It has been a tough couple of years for investors in Textainer Group Holdings Limited (NYSE:TGH). Sluggish global trade has been a noticeable weight on demand for shipping containers, which has pushed down pricing for both container sales and lease rates. These factors have had a devastating impact on Textainer's financial results, which caused its stock to plummet more than 65% over the past few years.

That said, recent data suggests that the worst of the market downturn is in the rearview mirror. However, that doesn't mean all of the company's worries have evaporated. Topping that list of concerns is the company's balance sheet after debt and assets have headed in the wrong direction over the past two years. It's a troubling trend that leaves investors with something to worry about.

Containers heading into a storm.

Image source: Getty Images.

The financial checkup

Before the shipping market started to tank, Textainer had been rapidly expanding its container fleet. As the following chart shows, the company's asset base rose steadily from 2012 through 2014:

A chart showing Textainer's debt and assets over the past five years.

Data source: Textainer Group Holdings Limited. 

However, as that chart also shows, as assets grew, so did debt, which was the company's primary funding source.
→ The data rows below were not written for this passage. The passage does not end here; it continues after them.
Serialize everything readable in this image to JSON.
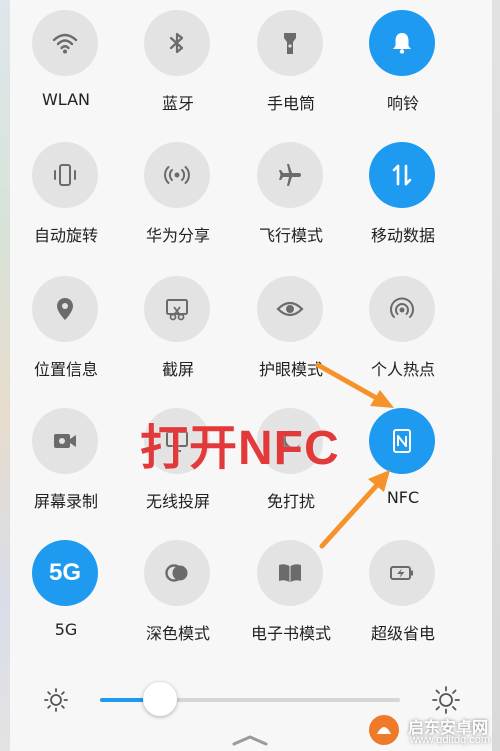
{
  "tiles": [
    {
      "label": "WLAN",
      "icon": "wifi-icon",
      "active": false
    },
    {
      "label": "蓝牙",
      "icon": "bluetooth-icon",
      "active": false
    },
    {
      "label": "手电筒",
      "icon": "flashlight-icon",
      "active": false
    },
    {
      "label": "响铃",
      "icon": "bell-icon",
      "active": true
    },
    {
      "label": "自动旋转",
      "icon": "auto-rotate-icon",
      "active": false
    },
    {
      "label": "华为分享",
      "icon": "huawei-share-icon",
      "active": false
    },
    {
      "label": "飞行模式",
      "icon": "airplane-icon",
      "active": false
    },
    {
      "label": "移动数据",
      "icon": "mobile-data-icon",
      "active": true
    },
    {
      "label": "位置信息",
      "icon": "location-icon",
      "active": false
    },
    {
      "label": "截屏",
      "icon": "screenshot-icon",
      "active": false
    },
    {
      "label": "护眼模式",
      "icon": "eye-icon",
      "active": false
    },
    {
      "label": "个人热点",
      "icon": "hotspot-icon",
      "active": false
    },
    {
      "label": "屏幕录制",
      "icon": "screen-record-icon",
      "active": false
    },
    {
      "label": "无线投屏",
      "icon": "wireless-projection-icon",
      "active": false
    },
    {
      "label": "免打扰",
      "icon": "do-not-disturb-icon",
      "active": false
    },
    {
      "label": "NFC",
      "icon": "nfc-icon",
      "active": true
    },
    {
      "label": "5G",
      "icon": "5g-icon",
      "active": true,
      "icon_text": "5G"
    },
    {
      "label": "深色模式",
      "icon": "dark-mode-icon",
      "active": false
    },
    {
      "label": "电子书模式",
      "icon": "ebook-icon",
      "active": false
    },
    {
      "label": "超级省电",
      "icon": "battery-saver-icon",
      "active": false
    }
  ],
  "annotation": "打开NFC",
  "brightness": {
    "level": 0.2
  },
  "colors": {
    "accent": "#1e9bf0",
    "inactive": "#e3e3e3",
    "icon_inactive": "#6b6b6b",
    "annotation": "#e23a3a",
    "arrow": "#f5922a"
  },
  "watermark": {
    "line1": "启东安卓网",
    "line2": "www.qdltdq.com"
  }
}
That said, while the asset base started sinking in 2015, its debt has continued to expand.

That's a concern because earnings as measured by EBITDA also topped out in 2014, and it had fallen from $442 million down to $347 million last year. As a result, the company's leverage ratio has risen from a low of 5.7 times debt to EBITDA in 2012 all the way up to an eye-popping 8.8 times last year. Likewise, the company's debt-to-equity ratio has risen from 2.2 times in 2012 up to 2.6 times last year. While that's low leverage relative to its publicly traded peers, it's a growing concern given that earnings are in a downward spiral while debt continues to increase, which isn't sustainable.

How to fix the problem

Textainer needs to take a two-pronged approach to address its balance sheet issues by both reducing debt and increasing earnings. The company has already taken one step toward shoring up its balance sheet by recently securing a new debt facility, which it used to complete the early repayment of $424 million of debt. That new facility and debt repayment will give the company a bit more breathing room to continue paying down debt by selling off low-margin containers.

The other thing the company needs to keep driving down is costs, which would boost earnings. Last year, for example, the company's general and administrative expenses fell 4.8% to $26.3 million, saving the company more than $1.3 million. However, that's pocket change compared to what rival Triton International (NYSE:TRTN) has planned. Triton, which was created last year via the merger of two of Textainer's rivals, has targeted $40 million of annual organizational cost savings. While that's from a much higher starting point given Triton's larger size, it shows how serious the company is about getting control of costs. 

Another area where Textainer can better control costs is interest expenses, which ballooned to $85.2 million last year, up 11.4% from 2015. By paying down debt, or at least refinancing a portion at lower interest rates, Textainer could save a boatload of money that could go to shareholders instead of creditors.

Investor takeaway

Textainer's debt-fueled expansion has come back to bite the company now that market conditions have deteriorated. That's because the company's leverage has grown to worrisome levels thanks to a shrinking asset base and sinking earnings. It's a situation the company needs to address by making moves to pay off debt and boosting profits, which would give investors one less reason to worry.

This article represents the opinion of the writer, who may disagree with the “official” recommendation position of a Motley Fool premium advisory service. We’re motley! Questioning an investing thesis -- even one of our own -- helps us all think critically about investing and make decisions that help us become smarter, happier, and richer.